At Zoomtopia, the company unveiled a number of offerings to make it easier for developers to quickly develop and launch their own apps. Jumpstart is a new app builder tool designed to make it easier to create apps without having to do full customization. Through the tool, developers need to enter a few key configuration fields and select from inputs for feature and branding. There also are platform options to choose from. Then Jumpstart will create code that drives Video SDK functionality into an existing app. Also, the new command-line interface will allow developers to more quickly prototype an application by using Zoom’s API, launch a proof-of-concept or build serverless functions for quick scripts.
Zoom is adding React Native to its Video SDK so developers can write code once to build customizable video-based apps for Android and iOS devices.
There also is a host of new Zoom Meeting SDK apps on the App Marketplace — which already has more than 1,500 apps available — ranging from a Video API for real-time insight to video session performance, Granular Scopes for allowing apps to pull only authorized and necessary data and an Enhanced Meeting SDK for Web for enabling developers to integrate the Zoom Meetings client into a website.
In addition, the Apps Collaborator Role is designed to simplify app management and administration, while the Quality of Service Subscription will be an add-on for organizations that want Zooms quality of service data for meetings and webinars in real-time.
Most of these new developer offerings will be available in the fall, with at least one coming out by year’s end.
A Good Job So Far
ZK’s Kerravala said Zoom has done a good job up to this point in courting developers, but executives will need to accelerate their efforts.
“They’ve made it pretty easy for developers,” he said. “The one company that I thought would have had a lock on this is Microsoft, which has really bungled around with developers. Part of that is just that the architecture of Teams is pretty old with the old Skype code base. That’s been difficult to get over. Google’s the other one that you’ve thought would have a good opportunity to get developers. Google’s never really taken enterprise communications all that seriously. That created an opening for somebody to step up and do that.”

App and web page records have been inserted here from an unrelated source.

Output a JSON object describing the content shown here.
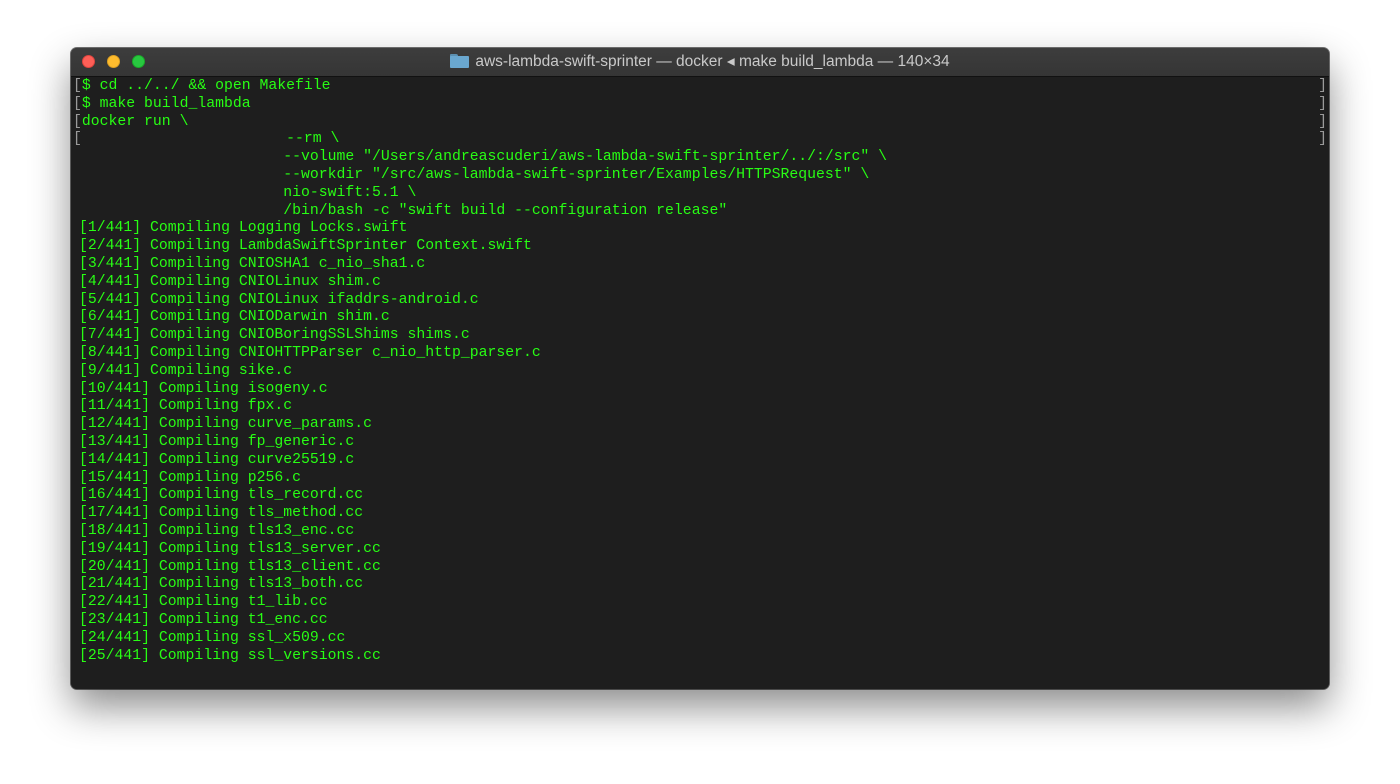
{
  "window": {
    "title": "aws-lambda-swift-sprinter — docker ◂ make build_lambda — 140×34",
    "folder_icon": "folder-icon",
    "colors": {
      "terminal_text": "#28fe14",
      "terminal_background": "#1e1e1e",
      "close": "#fe5f57",
      "minimize": "#febc2e",
      "maximize": "#28c840"
    }
  },
  "terminal": {
    "lines": [
      {
        "text": "$ cd ../../ && open Makefile",
        "bracket": true
      },
      {
        "text": "$ make build_lambda",
        "bracket": true
      },
      {
        "text": "docker run \\",
        "bracket": true
      },
      {
        "text": "                       --rm \\",
        "bracket": true
      },
      {
        "text": "                       --volume \"/Users/andreascuderi/aws-lambda-swift-sprinter/../:/src\" \\",
        "bracket": false
      },
      {
        "text": "                       --workdir \"/src/aws-lambda-swift-sprinter/Examples/HTTPSRequest\" \\",
        "bracket": false
      },
      {
        "text": "                       nio-swift:5.1 \\",
        "bracket": false
      },
      {
        "text": "                       /bin/bash -c \"swift build --configuration release\"",
        "bracket": false
      },
      {
        "text": "[1/441] Compiling Logging Locks.swift",
        "bracket": false
      },
      {
        "text": "[2/441] Compiling LambdaSwiftSprinter Context.swift",
        "bracket": false
      },
      {
        "text": "[3/441] Compiling CNIOSHA1 c_nio_sha1.c",
        "bracket": false
      },
      {
        "text": "[4/441] Compiling CNIOLinux shim.c",
        "bracket": false
      },
      {
        "text": "[5/441] Compiling CNIOLinux ifaddrs-android.c",
        "bracket": false
      },
      {
        "text": "[6/441] Compiling CNIODarwin shim.c",
        "bracket": false
      },
      {
        "text": "[7/441] Compiling CNIOBoringSSLShims shims.c",
        "bracket": false
      },
      {
        "text": "[8/441] Compiling CNIOHTTPParser c_nio_http_parser.c",
        "bracket": false
      },
      {
        "text": "[9/441] Compiling sike.c",
        "bracket": false
      },
      {
        "text": "[10/441] Compiling isogeny.c",
        "bracket": false
      },
      {
        "text": "[11/441] Compiling fpx.c",
        "bracket": false
      },
      {
        "text": "[12/441] Compiling curve_params.c",
        "bracket": false
      },
      {
        "text": "[13/441] Compiling fp_generic.c",
        "bracket": false
      },
      {
        "text": "[14/441] Compiling curve25519.c",
        "bracket": false
      },
      {
        "text": "[15/441] Compiling p256.c",
        "bracket": false
      },
      {
        "text": "[16/441] Compiling tls_record.cc",
        "bracket": false
      },
      {
        "text": "[17/441] Compiling tls_method.cc",
        "bracket": false
      },
      {
        "text": "[18/441] Compiling tls13_enc.cc",
        "bracket": false
      },
      {
        "text": "[19/441] Compiling tls13_server.cc",
        "bracket": false
      },
      {
        "text": "[20/441] Compiling tls13_client.cc",
        "bracket": false
      },
      {
        "text": "[21/441] Compiling tls13_both.cc",
        "bracket": false
      },
      {
        "text": "[22/441] Compiling t1_lib.cc",
        "bracket": false
      },
      {
        "text": "[23/441] Compiling t1_enc.cc",
        "bracket": false
      },
      {
        "text": "[24/441] Compiling ssl_x509.cc",
        "bracket": false
      },
      {
        "text": "[25/441] Compiling ssl_versions.cc",
        "bracket": false
      }
    ]
  }
}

Zoom’s installed base makes the company attractive to developers, Kerravala said, noting a parallel in the mobile apps space, where iOS and Android are far more attractive than BlackBerry because of the installed base.
“Zoom has that installed base so now it can capitalize on it with good development tools,” the analyst said. “The key is to not fall asleep and let somebody else come in and pull the rug. But they’ve done a good job of that so far and that $100 million investment program is really important because it gives the world an idea of what’s possible. … It’s off to a decent start, but now they’ve really got to put some money into it. The $100 million program is just a start. They’ve got to put more money into that and just find a way to make Zoom the de facto standard for developers in the communications space. The ultimate winners and losers in this space will be determined by their ability to shape their platform.”